So what is the solution for American Muslims?
Maybe we should stop trying to treat the symptoms, and start curing the underlying illness that is poisoning our image problem. Islamophobia typically stems from either fear or hatred of Islam. Now, imagine how difficult it would be for a fellow American to spew words of hate against Islam and Muslims in America if their long-time neighbors, who they always found to be kind and courteous, were Muslims? Or if their coworker, who they had lunch with nearly everyday, was a Muslim? Or if their son's soccer coach, who was always staying after practice to give their son some extra help on his free kicks, was a Muslim?
It would be almost impossible to imagine someone who has had that kind of relationship with a Muslim to also harbor anti-Islamic sentiment.
Our road to success starts with PTA meetings, barbeques, and Super Bowl parties. It's about getting out there in our communities and really making an effort to get to know our fellow Americans. It's about giving them some other point of reference for Islam. Whether it's inviting your neighbors over for dinner, setting up play dates for your children with children of a different faiths, or joining your company's softball team with your coworkers, as American Muslims, we can make an impact by showing, not just telling, our fellow Americans that we stand with them.
If you really want to say something, say this:
We don't support terrorism or anyone who supports terrorism (no “ifs, ands, or buts,” no caveats, no justifications, just condemnation). We love our country and do not believe in any form of Islam that supports America's destruction.
Other than that, our only chance at revamping our image will come from the actions we take.
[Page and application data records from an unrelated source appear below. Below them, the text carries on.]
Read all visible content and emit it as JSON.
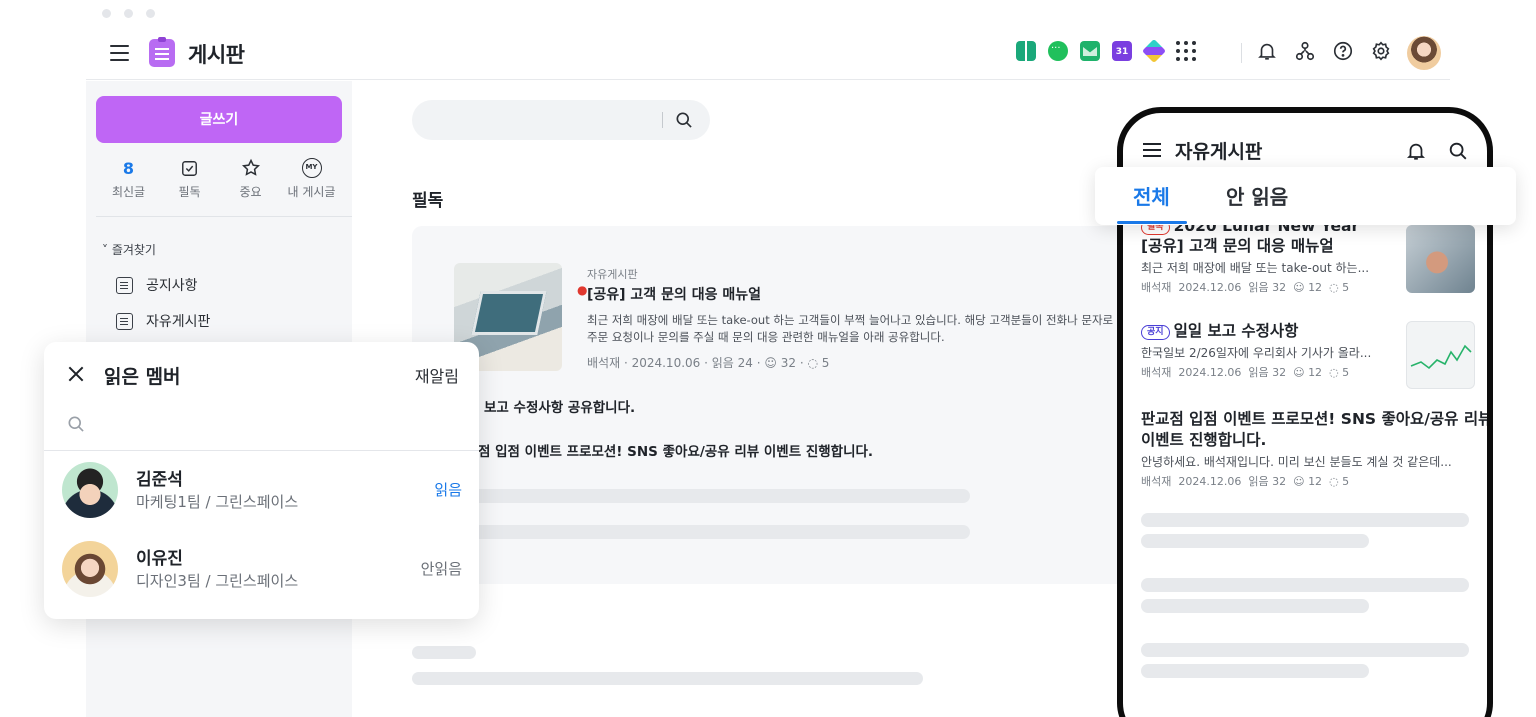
{
  "header": {
    "app_title": "게시판",
    "apps": [
      "works-icon",
      "chat-icon",
      "mail-icon",
      "calendar-icon",
      "drive-icon"
    ],
    "calendar_day": "31"
  },
  "sidebar": {
    "write_button": "글쓰기",
    "quick": [
      {
        "count": "8",
        "label": "최신글"
      },
      {
        "label": "필독"
      },
      {
        "label": "중요"
      },
      {
        "label": "내 게시글",
        "icon_text": "MY"
      }
    ],
    "favorites_title": "˅ 즐겨찾기",
    "items": [
      "공지사항",
      "자유게시판"
    ]
  },
  "main": {
    "section_title": "필독",
    "featured": {
      "board": "자유게시판",
      "title": "[공유] 고객 문의 대응 매뉴얼",
      "body_line1": "최근 저희 매장에 배달 또는 take-out 하는 고객들이 부쩍 늘어나고 있습니다. 해당 고객분들이 전화나 문자로",
      "body_line2": "주문 요청이나 문의를 주실 때 문의 대응 관련한 매뉴얼을 아래 공유합니다.",
      "author": "배석재",
      "date": "2024.10.06",
      "reads": "읽음 24",
      "reactions": "32",
      "comments": "5"
    },
    "list": [
      "보고 수정사항 공유합니다.",
      "점 입점 이벤트 프로모션! SNS 좋아요/공유 리뷰 이벤트 진행합니다."
    ]
  },
  "popup": {
    "title": "읽은 멤버",
    "remind": "재알림",
    "members": [
      {
        "name": "김준석",
        "team": "마케팅1팀 / 그린스페이스",
        "status": "읽음",
        "status_color": "#1a79e8"
      },
      {
        "name": "이유진",
        "team": "디자인3팀 / 그린스페이스",
        "status": "안읽음",
        "status_color": "#6b7078"
      }
    ]
  },
  "phone": {
    "title": "자유게시판",
    "tabs": [
      "전체",
      "안 읽음"
    ],
    "posts": [
      {
        "badge": "필독",
        "badge_color": "#e0382f",
        "title": "2020 Lunar New Year",
        "subtitle": "[공유] 고객 문의 대응 매뉴얼",
        "desc": "최근 저희 매장에 배달 또는 take-out 하는...",
        "author": "배석재",
        "date": "2024.12.06",
        "reads": "읽음 32",
        "reactions": "12",
        "comments": "5"
      },
      {
        "badge": "공지",
        "badge_color": "#4a3fd6",
        "title": "일일 보고 수정사항",
        "desc": "한국일보 2/26일자에 우리회사 기사가 올라...",
        "author": "배석재",
        "date": "2024.12.06",
        "reads": "읽음 32",
        "reactions": "12",
        "comments": "5"
      },
      {
        "title_line1": "판교점 입점 이벤트 프로모션! SNS 좋아요/공유 리뷰",
        "title_line2": "이벤트 진행합니다.",
        "desc": "안녕하세요. 배석재입니다. 미리 보신 분들도 계실 것 같은데...",
        "author": "배석재",
        "date": "2024.12.06",
        "reads": "읽음 32",
        "reactions": "12",
        "comments": "5"
      }
    ]
  }
}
Those will do more to help America understand what Islam is all about than anything we can possibly say ever will.
Khurram Dara is the author of the forthcoming pamphlet “The Crescent Directive: A strategy to improve the image of Islam in America.” An American Muslim from Buffalo, NY, Khurram is currently a student at Columbia Law School. You can follow him on Twitter and Facebook.